Hours before, a crowd estimated at more than 800 marched several miles in 80-degree heat. They were angry the plant is still operating after its original 40-year license expired this week.
"Every place is going to be lost from radiation," said protester Suzanne Carlson of Greenfield, Mass. "It's going to be really tough because you can't really clean it up."
Yankee has been at the center of a heated debate in Vermont for years. State lawmakers tried shutting it through legislative action, calling it unreliable and its owners untrustworthy.
However, the Nuclear Regulatory Commission re-upped the license. Then, a federal judge sided with Yankee. Judge J. Garvan Murtha's ruling essentially said it's not the job of Vermont politicians to decide the future of the plant, so the NRC license stands.
"We the people are saying we don't want Vermont Yankee to function any more," said protester Heidi Lynch of Rutland, Vt. "And we're the community in this place. If that doesn't count for something, I don't know why the corporation would think it's okay to do what they're doing."

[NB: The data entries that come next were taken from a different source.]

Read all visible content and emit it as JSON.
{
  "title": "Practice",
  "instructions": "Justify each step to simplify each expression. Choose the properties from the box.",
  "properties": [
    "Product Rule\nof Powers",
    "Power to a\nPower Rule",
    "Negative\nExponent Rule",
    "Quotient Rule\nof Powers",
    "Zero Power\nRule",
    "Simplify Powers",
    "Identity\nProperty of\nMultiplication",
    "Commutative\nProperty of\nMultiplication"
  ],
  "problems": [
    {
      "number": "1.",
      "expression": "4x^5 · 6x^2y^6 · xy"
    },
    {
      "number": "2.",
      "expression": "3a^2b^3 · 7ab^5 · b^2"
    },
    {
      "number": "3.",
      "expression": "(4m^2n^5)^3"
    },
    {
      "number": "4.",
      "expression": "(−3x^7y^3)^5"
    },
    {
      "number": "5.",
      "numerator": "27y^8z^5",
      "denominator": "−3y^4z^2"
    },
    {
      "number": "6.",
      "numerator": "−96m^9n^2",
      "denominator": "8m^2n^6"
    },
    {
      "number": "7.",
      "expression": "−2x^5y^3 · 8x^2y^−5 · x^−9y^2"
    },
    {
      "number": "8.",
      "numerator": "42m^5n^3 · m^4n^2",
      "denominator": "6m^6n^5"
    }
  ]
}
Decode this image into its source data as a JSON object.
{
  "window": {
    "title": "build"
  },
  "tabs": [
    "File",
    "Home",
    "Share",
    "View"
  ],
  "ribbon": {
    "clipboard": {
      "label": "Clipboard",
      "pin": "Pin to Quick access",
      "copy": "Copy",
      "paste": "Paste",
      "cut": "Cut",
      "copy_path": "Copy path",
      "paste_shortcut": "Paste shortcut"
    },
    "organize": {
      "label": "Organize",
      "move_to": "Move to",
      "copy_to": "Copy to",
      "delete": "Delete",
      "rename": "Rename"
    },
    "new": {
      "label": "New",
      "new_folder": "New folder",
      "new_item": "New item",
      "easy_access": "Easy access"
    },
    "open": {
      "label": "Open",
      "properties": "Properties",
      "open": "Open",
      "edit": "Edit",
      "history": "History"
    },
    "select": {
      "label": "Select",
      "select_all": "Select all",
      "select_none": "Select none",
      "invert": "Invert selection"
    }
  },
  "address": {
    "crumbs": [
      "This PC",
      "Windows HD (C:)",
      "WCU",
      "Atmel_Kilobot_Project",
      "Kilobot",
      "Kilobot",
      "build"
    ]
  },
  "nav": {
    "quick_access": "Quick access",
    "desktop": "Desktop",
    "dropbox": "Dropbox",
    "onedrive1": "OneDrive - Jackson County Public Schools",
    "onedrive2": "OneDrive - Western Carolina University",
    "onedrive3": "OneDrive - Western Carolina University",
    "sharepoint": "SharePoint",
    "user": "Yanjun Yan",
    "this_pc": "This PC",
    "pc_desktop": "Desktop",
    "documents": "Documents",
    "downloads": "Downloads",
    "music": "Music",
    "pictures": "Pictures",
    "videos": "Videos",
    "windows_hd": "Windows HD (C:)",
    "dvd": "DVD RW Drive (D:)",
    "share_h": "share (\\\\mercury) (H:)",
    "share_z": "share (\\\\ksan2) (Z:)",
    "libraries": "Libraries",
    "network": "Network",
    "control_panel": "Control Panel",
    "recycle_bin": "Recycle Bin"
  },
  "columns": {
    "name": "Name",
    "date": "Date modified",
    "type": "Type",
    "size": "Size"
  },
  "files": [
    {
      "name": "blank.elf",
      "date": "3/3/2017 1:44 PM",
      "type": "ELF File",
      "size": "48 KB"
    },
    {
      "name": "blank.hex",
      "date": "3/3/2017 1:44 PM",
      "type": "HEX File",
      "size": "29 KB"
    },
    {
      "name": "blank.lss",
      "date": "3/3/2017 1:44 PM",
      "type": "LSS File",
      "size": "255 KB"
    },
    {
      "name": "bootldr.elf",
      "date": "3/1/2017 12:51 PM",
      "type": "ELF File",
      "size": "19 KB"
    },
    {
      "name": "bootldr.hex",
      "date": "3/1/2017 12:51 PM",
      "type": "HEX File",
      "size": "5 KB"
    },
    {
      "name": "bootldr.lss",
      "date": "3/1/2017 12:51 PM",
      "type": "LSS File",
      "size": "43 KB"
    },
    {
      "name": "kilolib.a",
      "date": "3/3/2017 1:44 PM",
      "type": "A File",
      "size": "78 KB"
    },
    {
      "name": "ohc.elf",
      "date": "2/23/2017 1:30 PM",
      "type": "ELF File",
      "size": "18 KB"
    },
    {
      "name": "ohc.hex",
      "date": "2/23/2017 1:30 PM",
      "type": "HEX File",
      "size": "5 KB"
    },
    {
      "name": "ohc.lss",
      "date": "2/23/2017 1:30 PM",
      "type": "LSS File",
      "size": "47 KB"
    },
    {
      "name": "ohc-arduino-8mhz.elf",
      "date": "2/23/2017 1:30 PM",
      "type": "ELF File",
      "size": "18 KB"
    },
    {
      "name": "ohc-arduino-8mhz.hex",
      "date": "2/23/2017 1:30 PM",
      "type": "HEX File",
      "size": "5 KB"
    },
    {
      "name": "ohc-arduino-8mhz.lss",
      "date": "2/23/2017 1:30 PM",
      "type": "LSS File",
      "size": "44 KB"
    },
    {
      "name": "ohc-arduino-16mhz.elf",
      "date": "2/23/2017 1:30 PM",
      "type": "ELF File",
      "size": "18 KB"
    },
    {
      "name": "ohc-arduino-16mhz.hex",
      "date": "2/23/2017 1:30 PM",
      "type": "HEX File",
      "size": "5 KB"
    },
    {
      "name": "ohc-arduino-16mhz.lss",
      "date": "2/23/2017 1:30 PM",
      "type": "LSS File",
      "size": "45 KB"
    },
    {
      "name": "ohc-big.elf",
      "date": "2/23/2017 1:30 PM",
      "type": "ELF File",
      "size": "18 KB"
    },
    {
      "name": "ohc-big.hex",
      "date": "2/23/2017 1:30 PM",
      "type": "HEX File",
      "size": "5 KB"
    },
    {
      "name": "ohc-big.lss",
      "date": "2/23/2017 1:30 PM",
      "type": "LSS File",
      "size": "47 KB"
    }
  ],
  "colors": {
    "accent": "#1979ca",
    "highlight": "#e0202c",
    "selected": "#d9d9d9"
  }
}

Attorney General Bill Sorrell (D-Vt.) decided to appeal Murtha's ruling. Yankee will keep running in the meantime.
The plant does have plenty of supporters in Vermont's southeastern corner. Steve Macavoy, who lives across from the entrance to the plant and said he worked inside 28 years, put up balloons celebrating nuclear power in Vermont.
"It's my demonstration that some people do support the power plant and thank them for being here," Macavoy said.
Plant backers insist Yankee is a safe source of clean, affordable power. Many supporters in the reactor's hometown of Vernon, Vt. want to keep its more than 600 workers and tax benefits in the community.
But the hundreds of protesters that descended on the Entergy property Thursday will never be convinced Yankee is good for Vermont or its neighbors in Massachusetts and New Hampshire. Many vowed to continue their brand of nonviolent civil disobedience as long as Vermont Yankee is operating.